Songwriting can sometimes start with an idea that hits faster than he can reach for a recorder. Instead he flips on his Gibson inspiration cable, and works the idea out while his computer is booting up. This clever cable catches the direct signal of his guitar’s pickup and transfers it to an SD card. After that, he just pops out the card and copies it to his SONAR X3 Producer Continue reading Studio Makeover Month: The Ghostwriter Studio Setup

SONAR for Songwriters – By Craig Anderton

by Craig Anderton

Ask songwriters about writing on a computer, and many of them will tell you it’s a creativity killer—as they reach for an acoustic guitar or piano to get their ideas down. But it doesn’t have to be that way. Although DAWs are thought of traditionally as being all about recording, editing, and mixing, for reasons we’ll cover here I’d rather boot up Sonar for songwriting as well.

Approaches to songwriting vary considerably, from those who strum some chords on a guitar for ideas, to those who start with beats, to those who seem to draw inspiration out of nowhere, and want to record what they hear quickly—before the inspiration fades. As a result, this article isn’t about what you should do to write songs, but rather, describes some particular Sonar tools in depth—some (or all) of which might be very helpful if you’re into songwriting.

Although songwriting styles are very personal, I think we can nonetheless agree on a few general points: While songwriting, you want your tools to stay out of the way and be transparent. You want a smooth-flowing, efficient, simple process; songwriting isn’t about endlessly tweaking a synth bass patch, but about coming up with a great bass part—thanks to the fluid nature of digital recording, just about anything can be replaced or refined at a later date. You want an environment that can simplify turning your abstract ideas into something tangible, while losing as little as possible in the translation. So, let’s look at some Sonar techniques that can help you accomplish that goal.

THE MIDI QUICK START

Normally you need to arm a MIDI track before you can record on it, but it’s possible to defeat this so that recording starts on any selected MIDI track as soon as you click on the transport’s Record button. I realize the default setting is there to prevent accidental overwriting of MIDI tracks, but personally, I find not having to arm a track liberating—it saves time and makes the recording process flow faster. To do this:

  1. Go Edit > Preferences > MIDI > Playback and Recording.
  2. Check the box for “Allow MIDI Recording without an Armed Track” (the 1st box under Record).
  3. Click Apply then OK to close preferences.

It’s possible to record MIDI tracks without having to arm them first, which can be a real time-saver over the course of a song.

 

TEMPLATE FILES Continue reading SONAR for Songwriters – By Craig Anderton

First Time DAW Users: Frequently Asked Questions about MIDI

MIDI, or Musical Instrument Digital Interface, is a language by which computers, virtual instruments, and hardware samplers/synthesizers can communicate.
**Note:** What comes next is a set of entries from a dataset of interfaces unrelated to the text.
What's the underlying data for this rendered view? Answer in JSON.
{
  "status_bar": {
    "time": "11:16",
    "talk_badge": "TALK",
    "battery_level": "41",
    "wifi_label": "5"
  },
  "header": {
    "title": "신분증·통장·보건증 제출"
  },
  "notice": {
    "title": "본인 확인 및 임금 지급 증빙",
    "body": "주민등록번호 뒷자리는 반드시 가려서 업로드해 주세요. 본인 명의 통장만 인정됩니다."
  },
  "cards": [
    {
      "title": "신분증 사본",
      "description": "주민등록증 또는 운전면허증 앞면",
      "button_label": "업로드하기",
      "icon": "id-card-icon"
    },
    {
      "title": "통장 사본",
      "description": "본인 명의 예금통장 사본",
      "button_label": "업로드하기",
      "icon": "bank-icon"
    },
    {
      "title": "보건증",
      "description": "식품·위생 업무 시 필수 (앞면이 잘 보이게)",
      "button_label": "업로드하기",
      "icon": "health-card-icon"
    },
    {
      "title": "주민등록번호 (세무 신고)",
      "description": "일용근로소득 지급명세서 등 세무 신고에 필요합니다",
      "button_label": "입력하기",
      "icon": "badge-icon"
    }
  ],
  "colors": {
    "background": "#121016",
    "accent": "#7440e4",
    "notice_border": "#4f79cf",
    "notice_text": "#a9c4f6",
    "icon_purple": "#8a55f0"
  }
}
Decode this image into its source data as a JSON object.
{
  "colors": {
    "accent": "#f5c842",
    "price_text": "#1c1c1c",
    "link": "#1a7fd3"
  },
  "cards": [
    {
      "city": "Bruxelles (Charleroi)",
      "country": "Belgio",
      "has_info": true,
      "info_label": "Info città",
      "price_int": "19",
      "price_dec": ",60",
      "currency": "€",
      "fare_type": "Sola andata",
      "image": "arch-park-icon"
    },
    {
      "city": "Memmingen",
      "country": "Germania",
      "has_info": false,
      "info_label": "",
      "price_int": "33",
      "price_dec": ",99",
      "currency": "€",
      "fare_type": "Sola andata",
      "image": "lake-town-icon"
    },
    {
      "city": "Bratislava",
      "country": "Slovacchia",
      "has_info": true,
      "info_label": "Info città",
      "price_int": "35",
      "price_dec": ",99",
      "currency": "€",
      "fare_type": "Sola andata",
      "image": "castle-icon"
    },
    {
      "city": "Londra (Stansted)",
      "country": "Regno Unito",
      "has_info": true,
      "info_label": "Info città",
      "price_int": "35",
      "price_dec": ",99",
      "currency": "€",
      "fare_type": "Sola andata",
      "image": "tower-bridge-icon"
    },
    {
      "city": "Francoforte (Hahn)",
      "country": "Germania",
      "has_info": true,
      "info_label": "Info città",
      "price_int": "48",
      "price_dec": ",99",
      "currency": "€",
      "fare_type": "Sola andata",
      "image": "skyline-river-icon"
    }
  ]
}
It’s a way to give instructions to music production software like SONAR X3 to play, control, and program your own tunes. Even touchscreen tablets have the ability to generate and accept MIDI information. MIDI is a great way to work with music and has powerful capabilities that appeal to users of all levels. There are a lot of unfamiliar terms and concepts in the MIDI world so let’s take a look at a few questions that I typically hear from first time users.

1. What is MIDI, can I hear it?

MIDI by itself is data and is inconceivable to the human ear. It is a universally accepted standard for communicating information about a musical performance. It encompasses both hardware and software components, and though it could be used for sending information about many other things, such as the control of lighting in a theater, or even to control your coffee maker, Continue reading First Time DAW Users: Frequently Asked Questions about MIDI